So key value pair 0 is going to be Alice. For node 1, you're going to have Bob. Node 2 is going to be Claire. Node 3 will be Dennis. Node 4 is Esther. Node 5 is Frank. And node 6 is George. The next thing we need to do is pass a labels=labeldict argument into the nx.draw function and plot the graph out with labels=True.
So let's just copy and paste our drawing function from above. And we'll just add an extra argument here where labels=labeldict, and run that. And this graph is much easier to interpret. It appears that Alice is the most popular person in this network. To transform our directed graph to an undirected graph, all we have to do is call the to_directed method off of the DG object.
I'll show you now. We'll call the output G. Write the name of our directed graph, DG, and then to_directed, and then let's draw this graph out. We'll use the draw_spectral function. So to do that, you say nx.draw_spectral, and we'll pass in our object G with labels. So labels=labeldict, node_color='bisque', and with_labels=True.
Now you can see that our social network graph has been converted into an undirected graph. Let's look at graph G though. Because it's undirected, each of the edges appears to be multi-dimensional. In fact, the above plot could actually be interpreted as Alice following Bob, Frank, and Claire, with no follow backs. This could potentially make her the least important node in the network instead of the most important one. See why dimensionality is fundamental to social graphs? There are a bunch of other metrics that are important for analyzing social networks, and you're going to see those next.
- Getting started with Jupyter Notebooks
- Visualizing data: basic charts, time series, and statistical plots
- Preparing for analysis: treating missing values and data transformation
- Data analysis basics: arithmetic, summary statistics, and correlation analysis
- Outlier analysis: univariate, multivariate, and linear projection methods
- Introduction to machine learning
- Basic machine learning methods: linear and logistic regression, Naïve Bayes
- Reducing dataset dimensionality with PCA

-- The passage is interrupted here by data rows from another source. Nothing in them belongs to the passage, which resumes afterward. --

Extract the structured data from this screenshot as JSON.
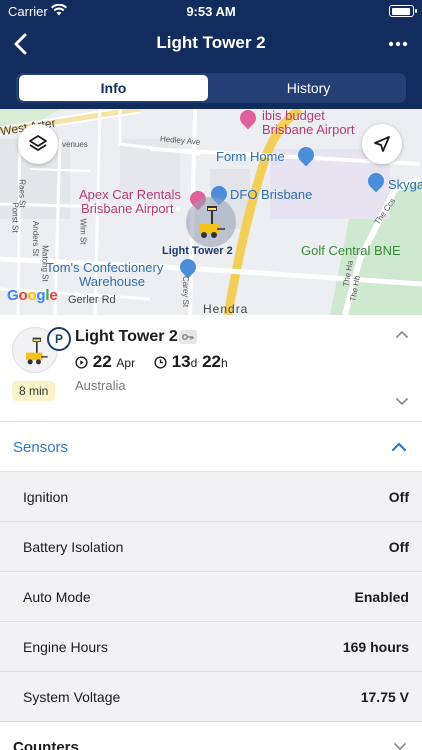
{
  "status_bar": {
    "carrier": "Carrier",
    "time": "9:53 AM"
  },
  "nav": {
    "title": "Light Tower 2",
    "back_icon": "chevron-left-icon",
    "more_icon": "more-dots-icon"
  },
  "tabs": [
    {
      "label": "Info",
      "active": true
    },
    {
      "label": "History",
      "active": false
    }
  ],
  "map": {
    "labels": {
      "west_arterial": "West Arter",
      "ibis_line1": "ibis budget",
      "ibis_line2": "Brisbane Airport",
      "form_home": "Form Home",
      "hedley": "Hedley Ave",
      "skyga": "Skyga",
      "apex_line1": "Apex Car Rentals",
      "apex_line2": "Brisbane Airport",
      "dfo": "DFO Brisbane",
      "golf": "Golf Central BNE",
      "toms_line1": "Tom's Confectionery",
      "toms_line2": "Warehouse",
      "gerler": "Gerler Rd",
      "hendra": "Hendra",
      "the_ccs": "The Ccs",
      "the_ha": "The Ha",
      "the_hb": "The Hb",
      "venues": "venues",
      "ponst": "Ponst St",
      "raes": "Raes St",
      "anders": "Anders St",
      "wim": "Wim St",
      "matong": "Matong St",
      "carey": "Carey St"
    },
    "marker_label": "Light Tower 2",
    "attribution": "Google",
    "layers_icon": "layers-icon",
    "locate_icon": "navigation-arrow-icon"
  },
  "asset": {
    "name": "Light Tower 2",
    "status_badge": "P",
    "age": "8 min",
    "date_day": "22",
    "date_month": "Apr",
    "duration_days": "13",
    "duration_days_unit": "d",
    "duration_hours": "22",
    "duration_hours_unit": "h",
    "location": "Australia"
  },
  "sensors": {
    "title": "Sensors",
    "items": [
      {
        "name": "Ignition",
        "value": "Off"
      },
      {
        "name": "Battery Isolation",
        "value": "Off"
      },
      {
        "name": "Auto Mode",
        "value": "Enabled"
      },
      {
        "name": "Engine Hours",
        "value": "169 hours"
      },
      {
        "name": "System Voltage",
        "value": "17.75 V"
      }
    ]
  },
  "counters": {
    "title": "Counters"
  },
  "colors": {
    "nav_bg": "#132c5e",
    "accent": "#2f78c4",
    "age_badge": "#fbf3c8"
  }
}
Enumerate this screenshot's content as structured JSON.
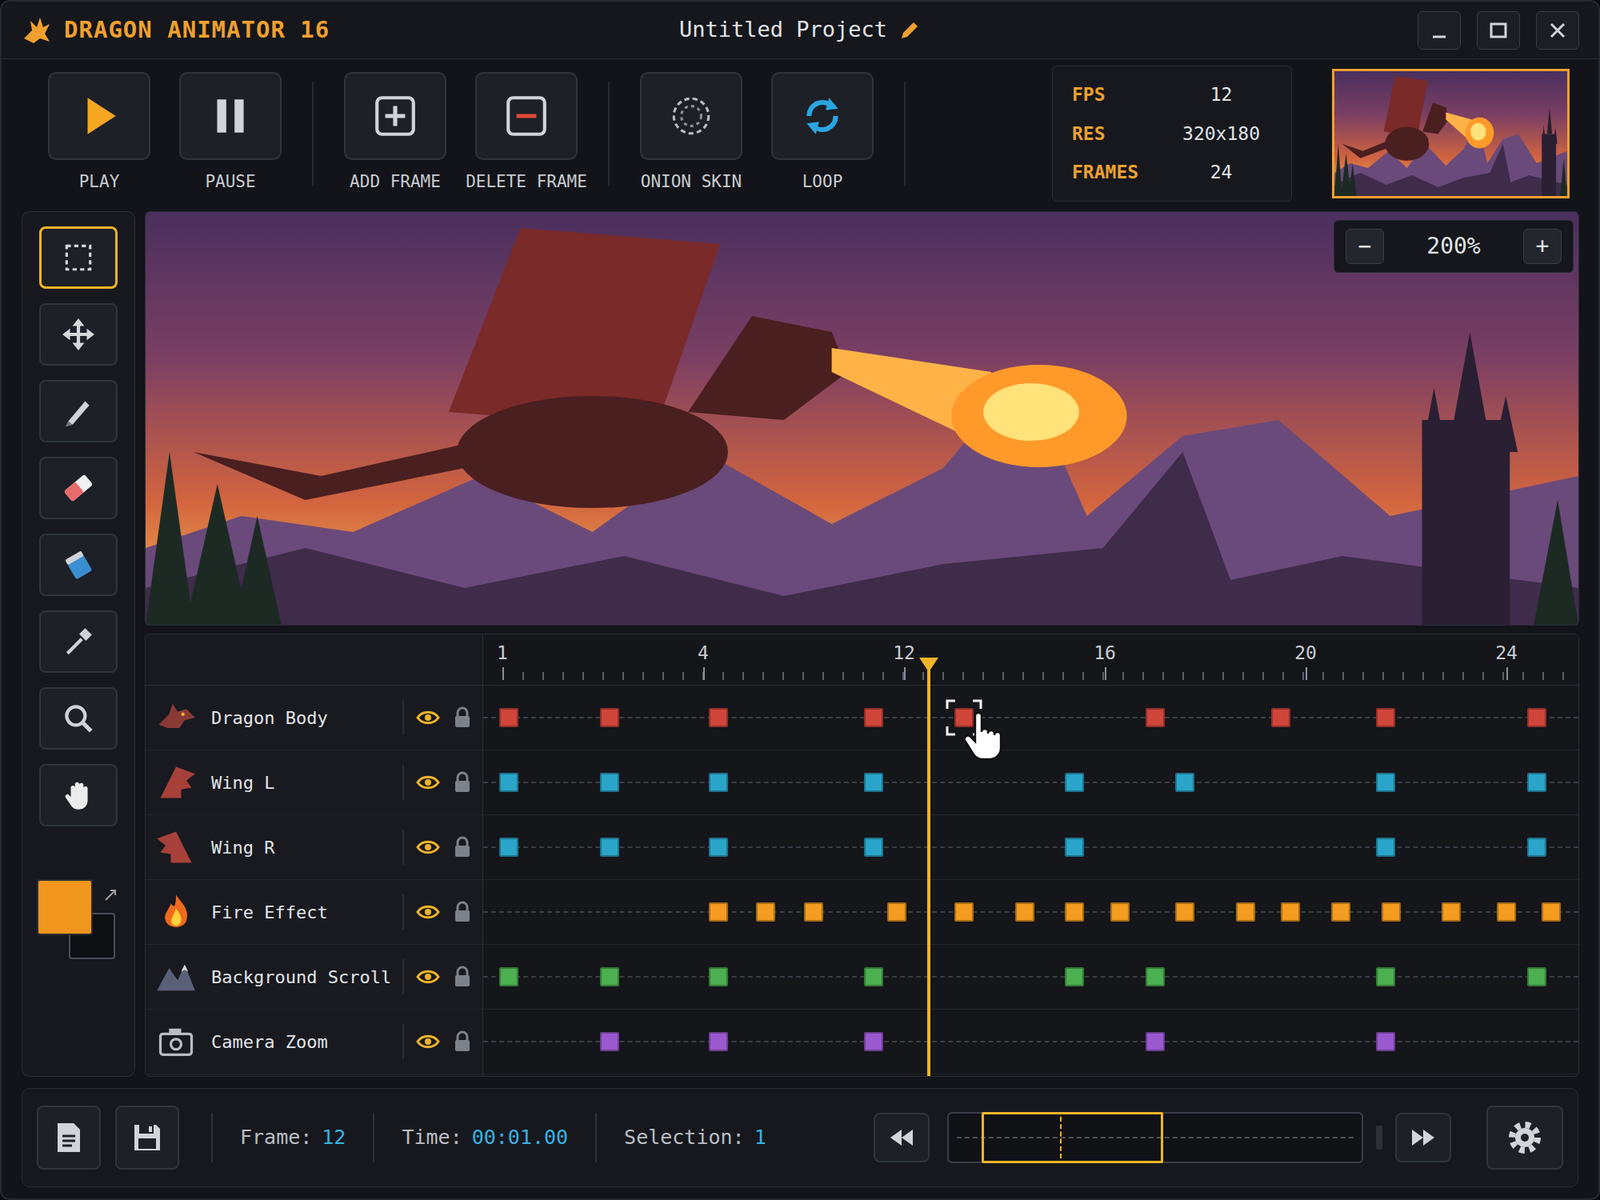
{
  "window": {
    "title": "DRAGON ANIMATOR 16",
    "project": "Untitled Project"
  },
  "toolbar": [
    {
      "label": "PLAY",
      "kind": "play",
      "on": false
    },
    {
      "label": "PAUSE",
      "kind": "pause",
      "on": false
    },
    {
      "label": "ADD FRAME",
      "kind": "add",
      "on": false
    },
    {
      "label": "DELETE FRAME",
      "kind": "delete",
      "on": false
    },
    {
      "label": "ONION SKIN",
      "kind": "onion",
      "on": false
    },
    {
      "label": "LOOP",
      "kind": "loop",
      "on": true
    }
  ],
  "info": [
    {
      "label": "FPS",
      "value": "12"
    },
    {
      "label": "RES",
      "value": "320x180"
    },
    {
      "label": "FRAMES",
      "value": "24"
    }
  ],
  "zoom": {
    "minus": "−",
    "value": "200%",
    "plus": "+"
  },
  "tools": [
    {
      "kind": "select",
      "selected": true
    },
    {
      "kind": "move",
      "selected": false
    },
    {
      "kind": "pencil",
      "selected": false
    },
    {
      "kind": "eraser",
      "selected": false
    },
    {
      "kind": "fill",
      "selected": false
    },
    {
      "kind": "eyedropper",
      "selected": false
    },
    {
      "kind": "zoom",
      "selected": false
    },
    {
      "kind": "hand",
      "selected": false
    }
  ],
  "colors": {
    "primary": "#f0961e",
    "secondary": "#0e0f12"
  },
  "timeline": {
    "ticks": [
      "1",
      "4",
      "12",
      "16",
      "20",
      "24"
    ],
    "playhead": 12.5,
    "layers": [
      {
        "name": "Dragon Body",
        "kind": "dragon",
        "visible": true,
        "locked": false,
        "color": "#d0453a",
        "keyframes": [
          {
            "frame": 1.1,
            "selected": false
          },
          {
            "frame": 2.6,
            "selected": false
          },
          {
            "frame": 4.6,
            "selected": false
          },
          {
            "frame": 10.8,
            "selected": false
          },
          {
            "frame": 13.2,
            "selected": true
          },
          {
            "frame": 17.0,
            "selected": false
          },
          {
            "frame": 19.5,
            "selected": false
          },
          {
            "frame": 21.6,
            "selected": false
          },
          {
            "frame": 24.6,
            "selected": false
          }
        ]
      },
      {
        "name": "Wing L",
        "kind": "wing-left",
        "visible": true,
        "locked": false,
        "color": "#2aa5c9",
        "keyframes": [
          {
            "frame": 1.1,
            "selected": false
          },
          {
            "frame": 2.6,
            "selected": false
          },
          {
            "frame": 4.6,
            "selected": false
          },
          {
            "frame": 10.8,
            "selected": false
          },
          {
            "frame": 15.4,
            "selected": false
          },
          {
            "frame": 17.6,
            "selected": false
          },
          {
            "frame": 21.6,
            "selected": false
          },
          {
            "frame": 24.6,
            "selected": false
          }
        ]
      },
      {
        "name": "Wing R",
        "kind": "wing-right",
        "visible": true,
        "locked": false,
        "color": "#2aa5c9",
        "keyframes": [
          {
            "frame": 1.1,
            "selected": false
          },
          {
            "frame": 2.6,
            "selected": false
          },
          {
            "frame": 4.6,
            "selected": false
          },
          {
            "frame": 10.8,
            "selected": false
          },
          {
            "frame": 15.4,
            "selected": false
          },
          {
            "frame": 21.6,
            "selected": false
          },
          {
            "frame": 24.6,
            "selected": false
          }
        ]
      },
      {
        "name": "Fire Effect",
        "kind": "fire",
        "visible": true,
        "locked": false,
        "color": "#f39c1f",
        "keyframes": [
          {
            "frame": 4.6,
            "selected": false
          },
          {
            "frame": 6.5,
            "selected": false
          },
          {
            "frame": 8.4,
            "selected": false
          },
          {
            "frame": 11.7,
            "selected": false
          },
          {
            "frame": 13.2,
            "selected": false
          },
          {
            "frame": 14.4,
            "selected": false
          },
          {
            "frame": 15.4,
            "selected": false
          },
          {
            "frame": 16.3,
            "selected": false
          },
          {
            "frame": 17.6,
            "selected": false
          },
          {
            "frame": 18.8,
            "selected": false
          },
          {
            "frame": 19.7,
            "selected": false
          },
          {
            "frame": 20.7,
            "selected": false
          },
          {
            "frame": 21.7,
            "selected": false
          },
          {
            "frame": 22.9,
            "selected": false
          },
          {
            "frame": 24.0,
            "selected": false
          },
          {
            "frame": 24.9,
            "selected": false
          }
        ]
      },
      {
        "name": "Background Scroll",
        "kind": "mountains",
        "visible": true,
        "locked": false,
        "color": "#4caf50",
        "keyframes": [
          {
            "frame": 1.1,
            "selected": false
          },
          {
            "frame": 2.6,
            "selected": false
          },
          {
            "frame": 4.6,
            "selected": false
          },
          {
            "frame": 10.8,
            "selected": false
          },
          {
            "frame": 15.4,
            "selected": false
          },
          {
            "frame": 17.0,
            "selected": false
          },
          {
            "frame": 21.6,
            "selected": false
          },
          {
            "frame": 24.6,
            "selected": false
          }
        ]
      },
      {
        "name": "Camera Zoom",
        "kind": "camera",
        "visible": true,
        "locked": false,
        "color": "#9b59d0",
        "keyframes": [
          {
            "frame": 2.6,
            "selected": false
          },
          {
            "frame": 4.6,
            "selected": false
          },
          {
            "frame": 10.8,
            "selected": false
          },
          {
            "frame": 17.0,
            "selected": false
          },
          {
            "frame": 21.6,
            "selected": false
          }
        ]
      }
    ]
  },
  "status": {
    "frame_label": "Frame:",
    "frame": "12",
    "time_label": "Time:",
    "time": "00:01.00",
    "selection_label": "Selection:",
    "selection": "1"
  },
  "scrubber": {
    "start": 0.08,
    "end": 0.52,
    "playhead": 0.27
  }
}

- Clustering and classification: k-means, hierarchical, and k-NN
- Simulating a social network with NetworkX
- Creating Plot.ly charts
- Scraping the web with Beautiful Soup